Nehemiah doesn’t waste any time pondering his critic’s clever banter.  He doesn’t look for positive reinforcement from his crew, and the fact that the project was finished in 52 days would indicate that he didn’t need “me-time” to help him fall back and regroup.

“Hear, O our God, for we are despised . . .”

Hear the discouragement in his voice as the anger toward his enemies pours out (verses 4 and 5) in a vindictive, imprecatory prayer.  He’s taking his discouragement to a place where it can be safely processed, throwing his worst self at the God of the universe, and waiting for justice to be done.

Then, on to verse 6:  “So, we built the wall . . .”
We kept at it.
We got the job done.
Has someone’s scorn or criticism stopped you in your tracks just when you thought you were making progress in your walk with Christ?  Are you guilty of being your own personal Sanballat and Tobiah, telling yourself that you’ll fail before you even get started?  Remember Nehemiah’s God, and keep on building.

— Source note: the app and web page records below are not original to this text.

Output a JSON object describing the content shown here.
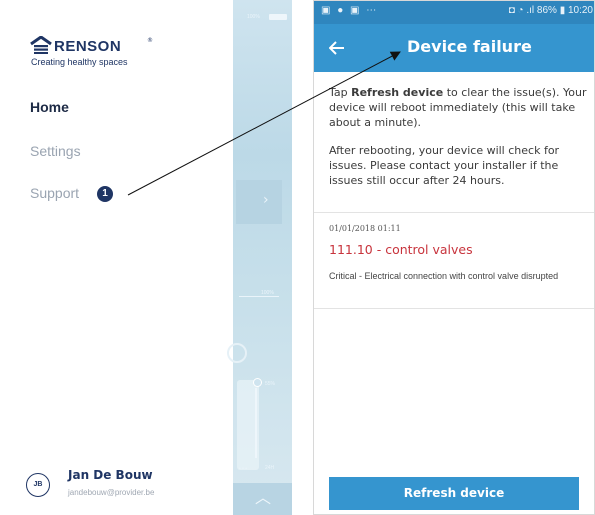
{
  "left_screen": {
    "status": {
      "battery_percent": "100%"
    },
    "logo": {
      "brand": "RENSON",
      "registered": "®",
      "tagline": "Creating healthy spaces"
    },
    "menu": {
      "home": "Home",
      "settings": "Settings",
      "support": "Support",
      "support_badge": "1"
    },
    "background_peek": {
      "level_high": "100%",
      "level_mid": "55%",
      "level_time": "24H",
      "chevron": "›"
    },
    "user": {
      "initials": "JB",
      "name": "Jan De Bouw",
      "email": "jandebouw@provider.be"
    }
  },
  "right_screen": {
    "status_bar": {
      "left_icons": "▣ ● ▣ ⋯",
      "right": "◘ ◔ .ıl 86% ▮ 10:20"
    },
    "title": "Device failure",
    "intro": {
      "p1_before": "Tap ",
      "p1_bold": "Refresh device",
      "p1_after": " to clear the issue(s). Your device will reboot immediately (this will take about a minute).",
      "p2": "After rebooting, your device will check for issues. Please contact your installer if the issues still occur after 24 hours."
    },
    "issue": {
      "timestamp": "01/01/2018 01:11",
      "title": "111.10 - control valves",
      "description": "Critical - Electrical connection with control valve disrupted"
    },
    "refresh_button": "Refresh device"
  },
  "colors": {
    "brand_navy": "#1f3564",
    "app_blue": "#3595cf",
    "status_blue": "#2f86be",
    "error_red": "#c8343d"
  }
}
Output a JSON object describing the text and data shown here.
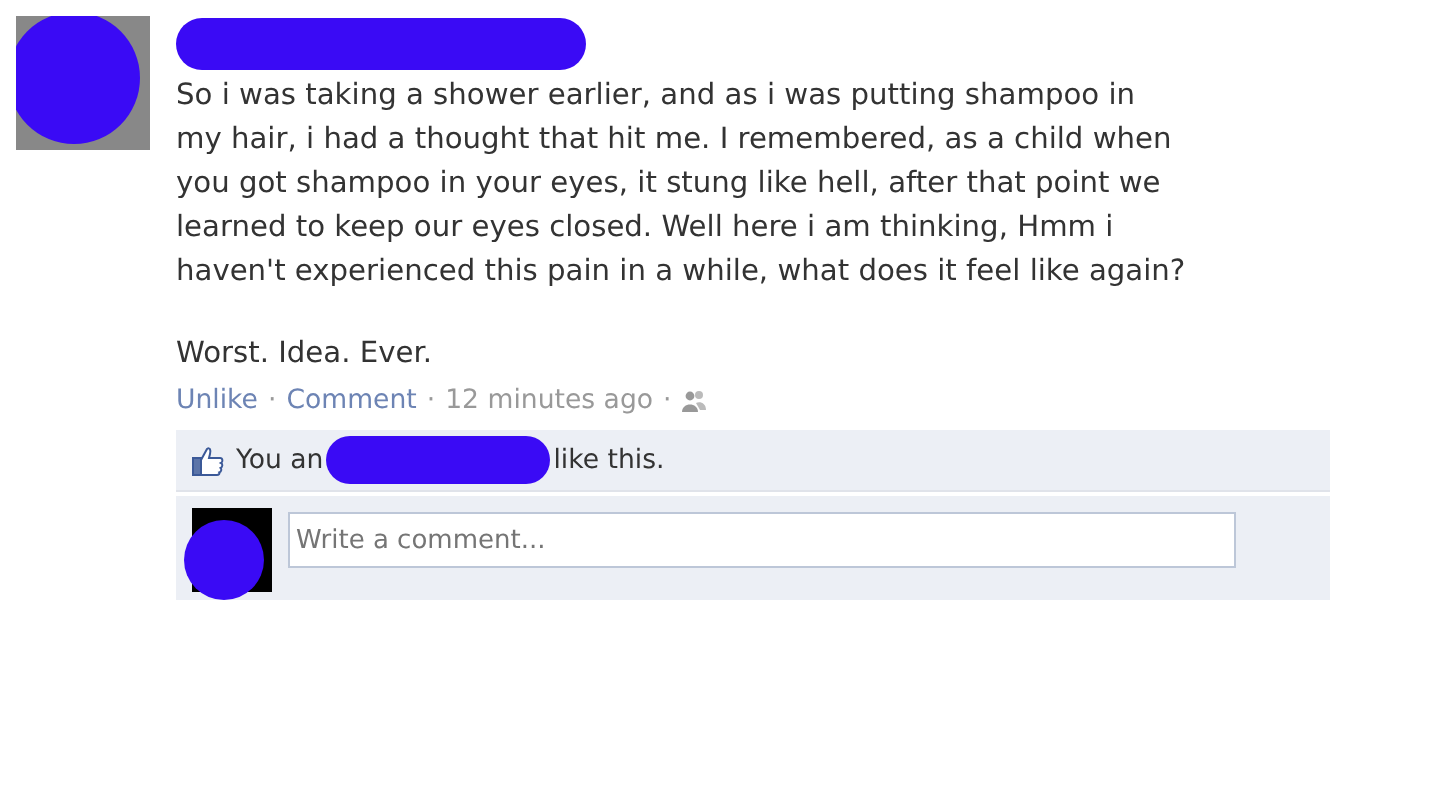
{
  "post": {
    "text": "So i was taking a shower earlier, and as i was putting shampoo in my hair, i had a thought that hit me. I remembered, as a child when you got shampoo in your eyes, it stung like hell, after that point we learned to keep our eyes closed. Well here i am thinking, Hmm i haven't experienced this pain in a while, what does it feel like again?",
    "closing": "Worst. Idea. Ever."
  },
  "actions": {
    "unlike": "Unlike",
    "separator": "·",
    "comment": "Comment",
    "time": "12 minutes ago"
  },
  "likes": {
    "prefix": "You an",
    "suffix": "like this."
  },
  "comment_box": {
    "placeholder": "Write a comment..."
  }
}
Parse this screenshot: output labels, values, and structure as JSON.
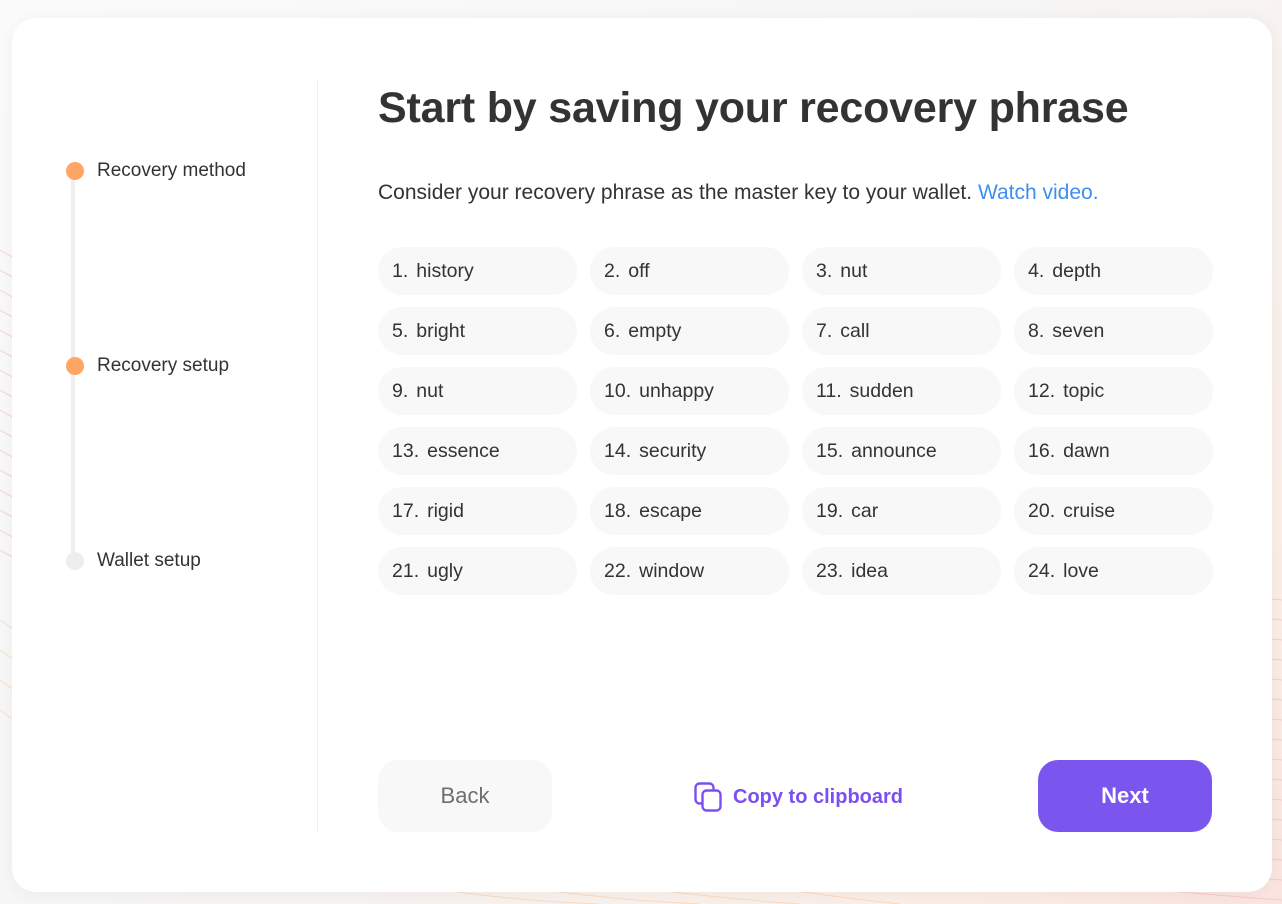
{
  "stepper": {
    "steps": [
      {
        "label": "Recovery method",
        "state": "complete"
      },
      {
        "label": "Recovery setup",
        "state": "active"
      },
      {
        "label": "Wallet setup",
        "state": "pending"
      }
    ],
    "active_color": "#ffa664",
    "inactive_color": "#eeeeee"
  },
  "main": {
    "title": "Start by saving your recovery phrase",
    "subtitle": "Consider your recovery phrase as the master key to your wallet.",
    "watch_video_link": "Watch video.",
    "words": [
      {
        "num": "1.",
        "word": "history"
      },
      {
        "num": "2.",
        "word": "off"
      },
      {
        "num": "3.",
        "word": "nut"
      },
      {
        "num": "4.",
        "word": "depth"
      },
      {
        "num": "5.",
        "word": "bright"
      },
      {
        "num": "6.",
        "word": "empty"
      },
      {
        "num": "7.",
        "word": "call"
      },
      {
        "num": "8.",
        "word": "seven"
      },
      {
        "num": "9.",
        "word": "nut"
      },
      {
        "num": "10.",
        "word": "unhappy"
      },
      {
        "num": "11.",
        "word": "sudden"
      },
      {
        "num": "12.",
        "word": "topic"
      },
      {
        "num": "13.",
        "word": "essence"
      },
      {
        "num": "14.",
        "word": "security"
      },
      {
        "num": "15.",
        "word": "announce"
      },
      {
        "num": "16.",
        "word": "dawn"
      },
      {
        "num": "17.",
        "word": "rigid"
      },
      {
        "num": "18.",
        "word": "escape"
      },
      {
        "num": "19.",
        "word": "car"
      },
      {
        "num": "20.",
        "word": "cruise"
      },
      {
        "num": "21.",
        "word": "ugly"
      },
      {
        "num": "22.",
        "word": "window"
      },
      {
        "num": "23.",
        "word": "idea"
      },
      {
        "num": "24.",
        "word": "love"
      }
    ]
  },
  "footer": {
    "back_label": "Back",
    "copy_label": "Copy to clipboard",
    "copy_icon": "copy-icon",
    "next_label": "Next"
  },
  "colors": {
    "accent": "#7b56ee",
    "link": "#3e8ef0",
    "pill_bg": "#f8f8f8"
  }
}
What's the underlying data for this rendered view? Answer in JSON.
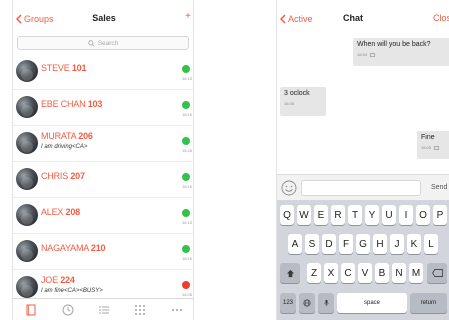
{
  "left": {
    "back_label": "Groups",
    "title": "Sales",
    "add_label": "+",
    "search_placeholder": "Search",
    "contacts": [
      {
        "name": "STEVE",
        "id": "101",
        "status": "",
        "presence": "green",
        "time": "16:15"
      },
      {
        "name": "EBE CHAN",
        "id": "103",
        "status": "",
        "presence": "green",
        "time": "16:15"
      },
      {
        "name": "MURATA",
        "id": "206",
        "status": "I am driving<CA>",
        "presence": "green",
        "time": "16:28"
      },
      {
        "name": "CHRIS",
        "id": "207",
        "status": "",
        "presence": "green",
        "time": "16:15"
      },
      {
        "name": "ALEX",
        "id": "208",
        "status": "",
        "presence": "green",
        "time": "16:15"
      },
      {
        "name": "NAGAYAMA",
        "id": "210",
        "status": "",
        "presence": "green",
        "time": "16:15"
      },
      {
        "name": "JOE",
        "id": "224",
        "status": "I am fine<CA><BUSY>",
        "presence": "red",
        "time": "16:28"
      }
    ],
    "tabs": [
      "contacts",
      "history",
      "list",
      "more"
    ]
  },
  "right": {
    "back_label": "Active",
    "title": "Chat",
    "close_label": "Close",
    "messages": [
      {
        "text": "When will you be back?",
        "time": "16:34"
      },
      {
        "text": "3 oclock",
        "time": "16:35"
      },
      {
        "text": "Fine",
        "time": "16:00"
      }
    ],
    "input_value": "",
    "send_label": "Send",
    "keyboard": {
      "row1": [
        "Q",
        "W",
        "E",
        "R",
        "T",
        "Y",
        "U",
        "I",
        "O",
        "P"
      ],
      "row2": [
        "A",
        "S",
        "D",
        "F",
        "G",
        "H",
        "J",
        "K",
        "L"
      ],
      "row3": [
        "Z",
        "X",
        "C",
        "V",
        "B",
        "N",
        "M"
      ],
      "num_label": "123",
      "space_label": "space",
      "return_label": "return"
    }
  },
  "colors": {
    "accent": "#f25c45",
    "online": "#33c24d",
    "busy": "#f23a2f"
  }
}
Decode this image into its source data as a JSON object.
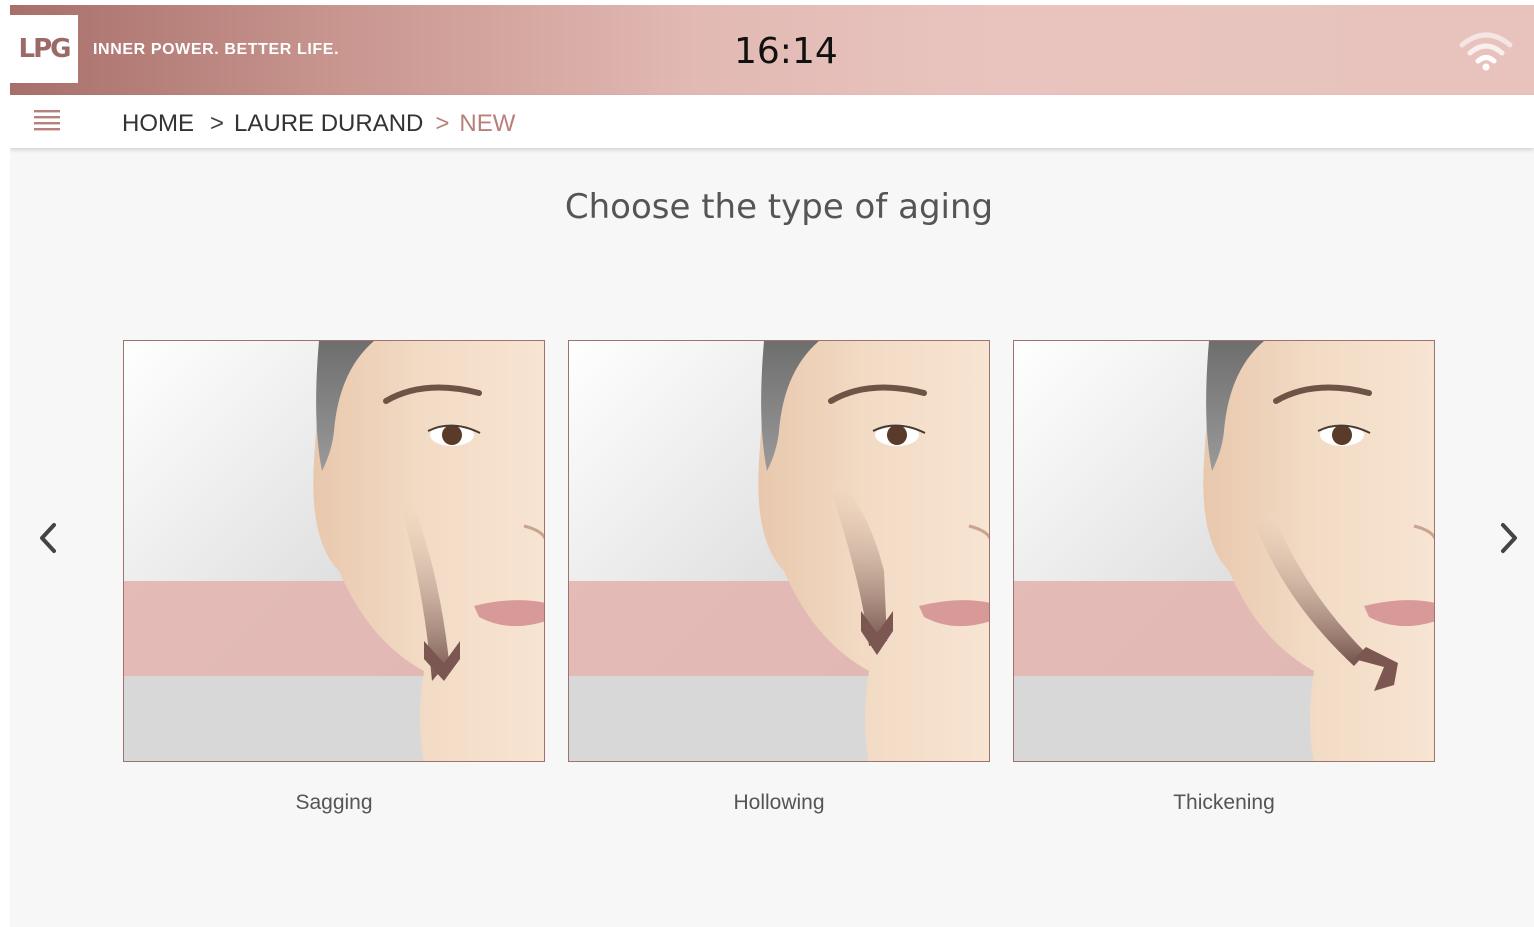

If you’d like to leave a comment or a link to a post about your own wall-building stories, I’d love to read it.  This post is the tenth in a series based on the book of Nehemiah, travelling slowly and thoughtfully through the chapters with my Sunday School class.  If you want to catch up with previous posts, here’s the link: